::: PROVIDED ENTRIES

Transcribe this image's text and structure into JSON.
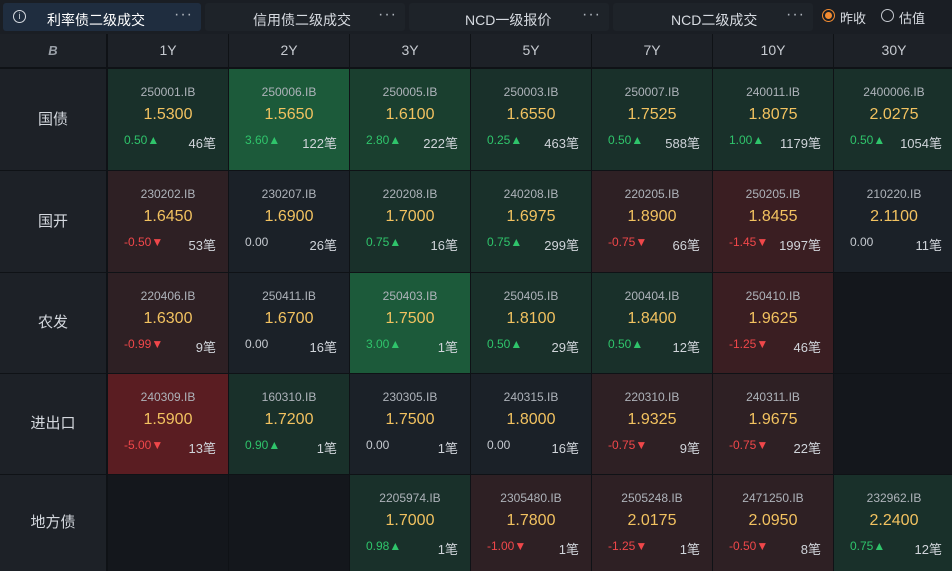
{
  "tabs": [
    {
      "label": "利率债二级成交",
      "active": true
    },
    {
      "label": "信用债二级成交",
      "active": false
    },
    {
      "label": "NCD一级报价",
      "active": false
    },
    {
      "label": "NCD二级成交",
      "active": false
    }
  ],
  "more_label": "···",
  "info_icon": "i",
  "radios": [
    {
      "label": "昨收",
      "selected": true
    },
    {
      "label": "估值",
      "selected": false
    }
  ],
  "corner_icon": "B",
  "tenors": [
    "1Y",
    "2Y",
    "3Y",
    "5Y",
    "7Y",
    "10Y",
    "30Y"
  ],
  "colors": {
    "up_strong": "#1c5a3a",
    "up_mid": "#1a3f2f",
    "up_soft": "#19302a",
    "neutral": "#1b2128",
    "down_soft": "#2e2024",
    "down_mid": "#3a1e22",
    "down_strong": "#5a1d22",
    "yield": "#f2c260",
    "up_text": "#2fc46b",
    "down_text": "#f0474a"
  },
  "rows": [
    {
      "label": "国债",
      "cells": [
        {
          "code": "250001.IB",
          "yield": "1.5300",
          "change": "0.50▲",
          "count": "46笔",
          "dir": "up",
          "tone": "up_soft"
        },
        {
          "code": "250006.IB",
          "yield": "1.5650",
          "change": "3.60▲",
          "count": "122笔",
          "dir": "up",
          "tone": "up_strong"
        },
        {
          "code": "250005.IB",
          "yield": "1.6100",
          "change": "2.80▲",
          "count": "222笔",
          "dir": "up",
          "tone": "up_mid"
        },
        {
          "code": "250003.IB",
          "yield": "1.6550",
          "change": "0.25▲",
          "count": "463笔",
          "dir": "up",
          "tone": "up_soft"
        },
        {
          "code": "250007.IB",
          "yield": "1.7525",
          "change": "0.50▲",
          "count": "588笔",
          "dir": "up",
          "tone": "up_soft"
        },
        {
          "code": "240011.IB",
          "yield": "1.8075",
          "change": "1.00▲",
          "count": "1179笔",
          "dir": "up",
          "tone": "up_soft"
        },
        {
          "code": "2400006.IB",
          "yield": "2.0275",
          "change": "0.50▲",
          "count": "1054笔",
          "dir": "up",
          "tone": "up_soft"
        }
      ]
    },
    {
      "label": "国开",
      "cells": [
        {
          "code": "230202.IB",
          "yield": "1.6450",
          "change": "-0.50▼",
          "count": "53笔",
          "dir": "down",
          "tone": "down_soft"
        },
        {
          "code": "230207.IB",
          "yield": "1.6900",
          "change": "0.00",
          "count": "26笔",
          "dir": "flat",
          "tone": "neutral"
        },
        {
          "code": "220208.IB",
          "yield": "1.7000",
          "change": "0.75▲",
          "count": "16笔",
          "dir": "up",
          "tone": "up_soft"
        },
        {
          "code": "240208.IB",
          "yield": "1.6975",
          "change": "0.75▲",
          "count": "299笔",
          "dir": "up",
          "tone": "up_soft"
        },
        {
          "code": "220205.IB",
          "yield": "1.8900",
          "change": "-0.75▼",
          "count": "66笔",
          "dir": "down",
          "tone": "down_soft"
        },
        {
          "code": "250205.IB",
          "yield": "1.8455",
          "change": "-1.45▼",
          "count": "1997笔",
          "dir": "down",
          "tone": "down_mid"
        },
        {
          "code": "210220.IB",
          "yield": "2.1100",
          "change": "0.00",
          "count": "11笔",
          "dir": "flat",
          "tone": "neutral"
        }
      ]
    },
    {
      "label": "农发",
      "cells": [
        {
          "code": "220406.IB",
          "yield": "1.6300",
          "change": "-0.99▼",
          "count": "9笔",
          "dir": "down",
          "tone": "down_soft"
        },
        {
          "code": "250411.IB",
          "yield": "1.6700",
          "change": "0.00",
          "count": "16笔",
          "dir": "flat",
          "tone": "neutral"
        },
        {
          "code": "250403.IB",
          "yield": "1.7500",
          "change": "3.00▲",
          "count": "1笔",
          "dir": "up",
          "tone": "up_strong"
        },
        {
          "code": "250405.IB",
          "yield": "1.8100",
          "change": "0.50▲",
          "count": "29笔",
          "dir": "up",
          "tone": "up_soft"
        },
        {
          "code": "200404.IB",
          "yield": "1.8400",
          "change": "0.50▲",
          "count": "12笔",
          "dir": "up",
          "tone": "up_soft"
        },
        {
          "code": "250410.IB",
          "yield": "1.9625",
          "change": "-1.25▼",
          "count": "46笔",
          "dir": "down",
          "tone": "down_mid"
        },
        null
      ]
    },
    {
      "label": "进出口",
      "cells": [
        {
          "code": "240309.IB",
          "yield": "1.5900",
          "change": "-5.00▼",
          "count": "13笔",
          "dir": "down",
          "tone": "down_strong"
        },
        {
          "code": "160310.IB",
          "yield": "1.7200",
          "change": "0.90▲",
          "count": "1笔",
          "dir": "up",
          "tone": "up_soft"
        },
        {
          "code": "230305.IB",
          "yield": "1.7500",
          "change": "0.00",
          "count": "1笔",
          "dir": "flat",
          "tone": "neutral"
        },
        {
          "code": "240315.IB",
          "yield": "1.8000",
          "change": "0.00",
          "count": "16笔",
          "dir": "flat",
          "tone": "neutral"
        },
        {
          "code": "220310.IB",
          "yield": "1.9325",
          "change": "-0.75▼",
          "count": "9笔",
          "dir": "down",
          "tone": "down_soft"
        },
        {
          "code": "240311.IB",
          "yield": "1.9675",
          "change": "-0.75▼",
          "count": "22笔",
          "dir": "down",
          "tone": "down_soft"
        },
        null
      ]
    },
    {
      "label": "地方债",
      "cells": [
        null,
        null,
        {
          "code": "2205974.IB",
          "yield": "1.7000",
          "change": "0.98▲",
          "count": "1笔",
          "dir": "up",
          "tone": "up_soft"
        },
        {
          "code": "2305480.IB",
          "yield": "1.7800",
          "change": "-1.00▼",
          "count": "1笔",
          "dir": "down",
          "tone": "down_soft"
        },
        {
          "code": "2505248.IB",
          "yield": "2.0175",
          "change": "-1.25▼",
          "count": "1笔",
          "dir": "down",
          "tone": "down_soft"
        },
        {
          "code": "2471250.IB",
          "yield": "2.0950",
          "change": "-0.50▼",
          "count": "8笔",
          "dir": "down",
          "tone": "down_soft"
        },
        {
          "code": "232962.IB",
          "yield": "2.2400",
          "change": "0.75▲",
          "count": "12笔",
          "dir": "up",
          "tone": "up_soft"
        }
      ]
    }
  ]
}
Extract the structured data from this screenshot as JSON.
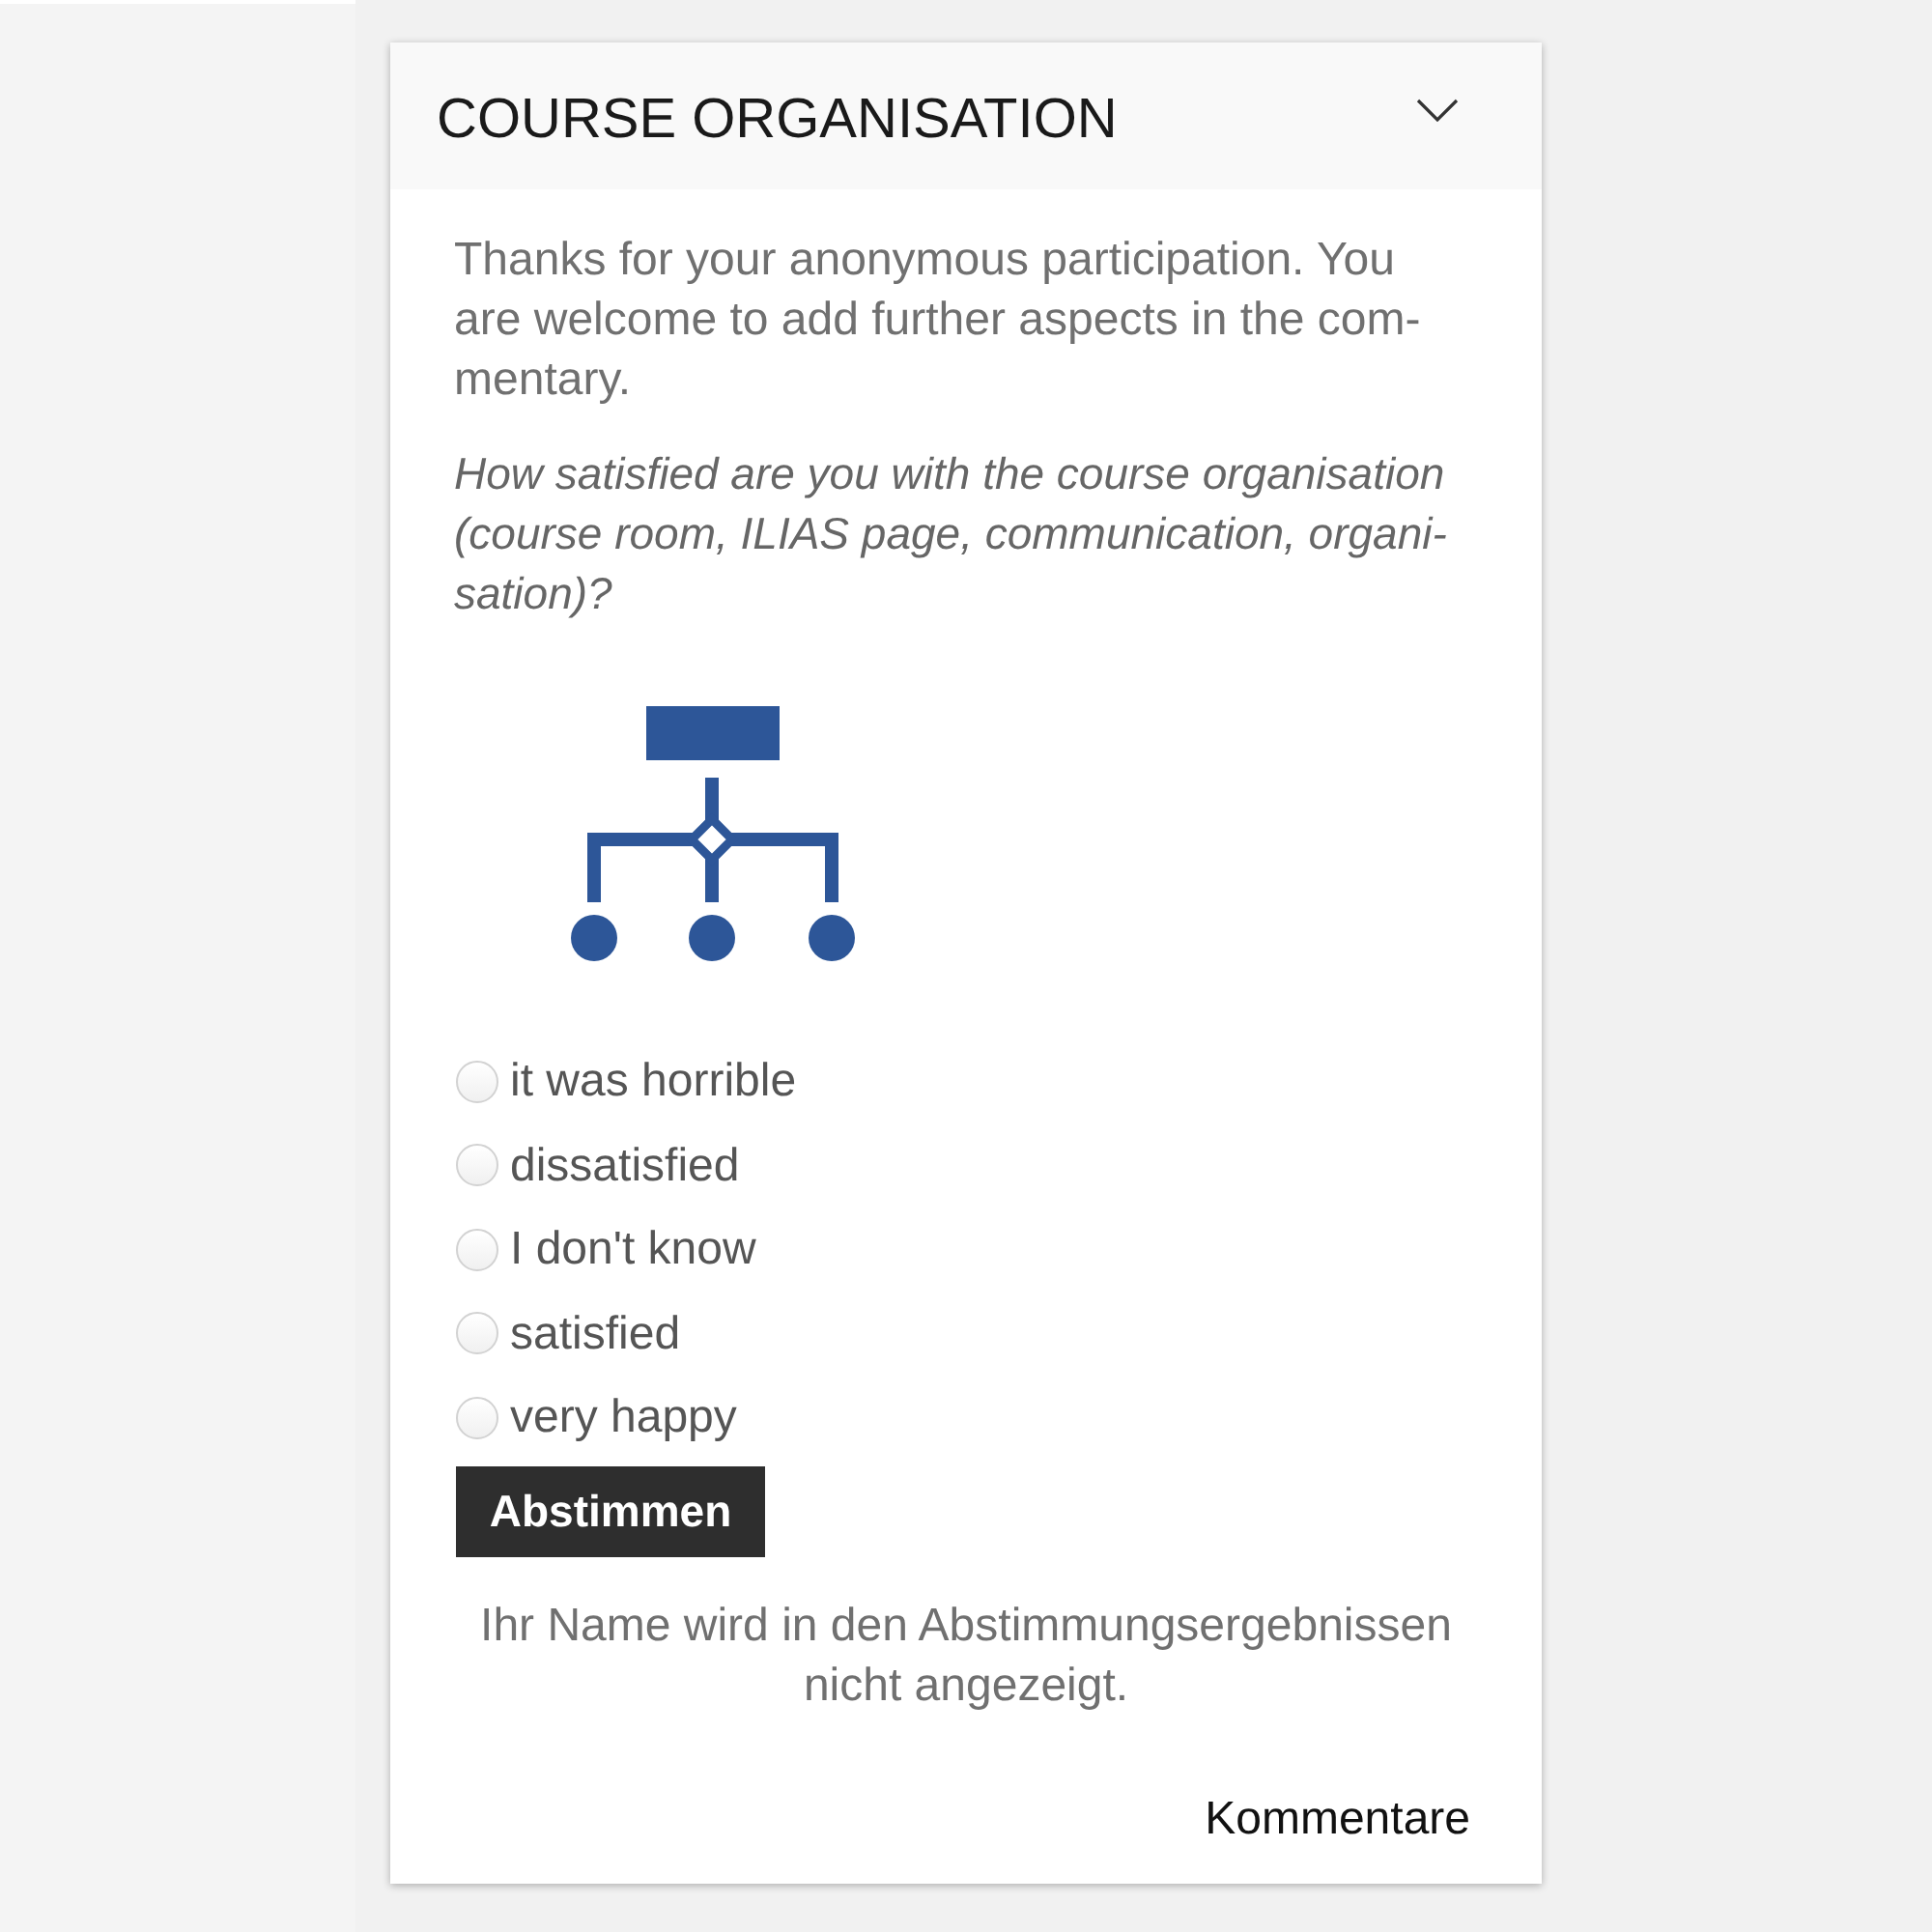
{
  "panel": {
    "title": "COURSE ORGANISATION"
  },
  "intro": "Thanks for your anonymous participation. You\nare welcome to add further aspects in the com-\nmentary.",
  "question": "How satisfied are you with the course organisation\n(course room, ILIAS page, communication, organi-\nsation)?",
  "options": [
    {
      "label": "it was horrible",
      "selected": false
    },
    {
      "label": "dissatisfied",
      "selected": false
    },
    {
      "label": "I don't know",
      "selected": false
    },
    {
      "label": "satisfied",
      "selected": false
    },
    {
      "label": "very happy",
      "selected": false
    }
  ],
  "submit_button": "Abstimmen",
  "note": "Ihr Name wird in den Abstimmungsergebnissen nicht angezeigt.",
  "comments_link": "Kommentare"
}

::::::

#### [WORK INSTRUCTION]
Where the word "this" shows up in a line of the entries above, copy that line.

#### [SOLUTION]
Transcribe this image's text and structure into JSON.
Extract the structured data from this screenshot as JSON.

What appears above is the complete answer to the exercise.